doi:10.1038/nindia.2016.25 Published online 18 February 2016
Researchers have isolated a fluorescent silk material from tasar cocoons that can act as an antioxidant and its fluorescence can be used for bioimaging1. This fluorescent silk material will be potentially useful for imaging cellular anomalies and treating diseases that deplete the body’s antioxidant levels.
To explore the fluorescent properties, the researchers isolated material from tasar silk cocoons spun by the silk moth Antheraea mylitta. Using a nanocarrier-based technique, they then probed its bioimaging potential and antioxidant properties in cultured mice cardiac cells.
When incubated with the silk material, the cardiac cells’ cytoplasm showed intense green fluorescence which they attributed to the presence of the silk material. The fluorescent material spread in the cytoplasm without altering cell morphology and causing cell death.
The scientists found that the silk material protected the cells by neutralizing oxidative stress generated by reactive oxygen species such as hydrogen peroxide. They also found that this silk material prevented hydrogen-peroxide-induced cell death and boosted the levels of glutathione, an important antioxidant molecule of the body’s natural antioxidant defence system.
“The fluorescent silk material could potentially be a safe alternative to commercially available fluorescent dyes used for bioimaging and could be added as antioxidant to tonics for therapeutic purposes,” says Sukant Khurana, one of the researchers.

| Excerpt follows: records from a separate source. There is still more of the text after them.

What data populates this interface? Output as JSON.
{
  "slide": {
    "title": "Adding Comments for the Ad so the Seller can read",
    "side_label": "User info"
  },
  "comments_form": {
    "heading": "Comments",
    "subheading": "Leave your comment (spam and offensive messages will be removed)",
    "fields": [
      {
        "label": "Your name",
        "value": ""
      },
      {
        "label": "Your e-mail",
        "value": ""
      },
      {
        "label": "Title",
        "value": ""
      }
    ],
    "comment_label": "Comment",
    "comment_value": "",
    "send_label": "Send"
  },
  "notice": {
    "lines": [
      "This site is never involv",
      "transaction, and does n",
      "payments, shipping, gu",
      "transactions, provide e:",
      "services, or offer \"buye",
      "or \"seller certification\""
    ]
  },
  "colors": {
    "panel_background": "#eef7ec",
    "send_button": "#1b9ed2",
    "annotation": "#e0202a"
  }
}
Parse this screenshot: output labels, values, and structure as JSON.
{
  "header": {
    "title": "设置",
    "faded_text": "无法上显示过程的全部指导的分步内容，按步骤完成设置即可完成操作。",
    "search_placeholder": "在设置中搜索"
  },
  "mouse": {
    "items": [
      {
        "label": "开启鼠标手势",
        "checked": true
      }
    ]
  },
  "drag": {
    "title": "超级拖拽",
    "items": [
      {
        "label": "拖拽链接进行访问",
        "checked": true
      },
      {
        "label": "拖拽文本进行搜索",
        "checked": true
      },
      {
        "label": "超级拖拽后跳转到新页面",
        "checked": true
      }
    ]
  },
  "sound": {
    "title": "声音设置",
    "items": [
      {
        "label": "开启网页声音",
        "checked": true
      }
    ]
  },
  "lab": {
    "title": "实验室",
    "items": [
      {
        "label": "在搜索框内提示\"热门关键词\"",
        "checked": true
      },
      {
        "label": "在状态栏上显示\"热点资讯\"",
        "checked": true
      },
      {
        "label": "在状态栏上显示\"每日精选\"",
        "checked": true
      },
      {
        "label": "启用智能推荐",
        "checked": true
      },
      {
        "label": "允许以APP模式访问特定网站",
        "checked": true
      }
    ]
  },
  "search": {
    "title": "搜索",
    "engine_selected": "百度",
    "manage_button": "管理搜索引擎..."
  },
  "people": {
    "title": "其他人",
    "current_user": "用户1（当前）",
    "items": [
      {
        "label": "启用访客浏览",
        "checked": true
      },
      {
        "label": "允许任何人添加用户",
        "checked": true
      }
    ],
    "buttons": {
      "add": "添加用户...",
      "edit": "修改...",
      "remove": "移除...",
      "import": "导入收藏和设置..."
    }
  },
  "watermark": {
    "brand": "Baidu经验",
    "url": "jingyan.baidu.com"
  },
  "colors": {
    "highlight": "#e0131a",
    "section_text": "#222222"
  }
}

1. Kusurkar, T. S. et al. A glowing antioxidant from tasar silk cocoon. RSC. Adv. 5, 104563-104573 (2015)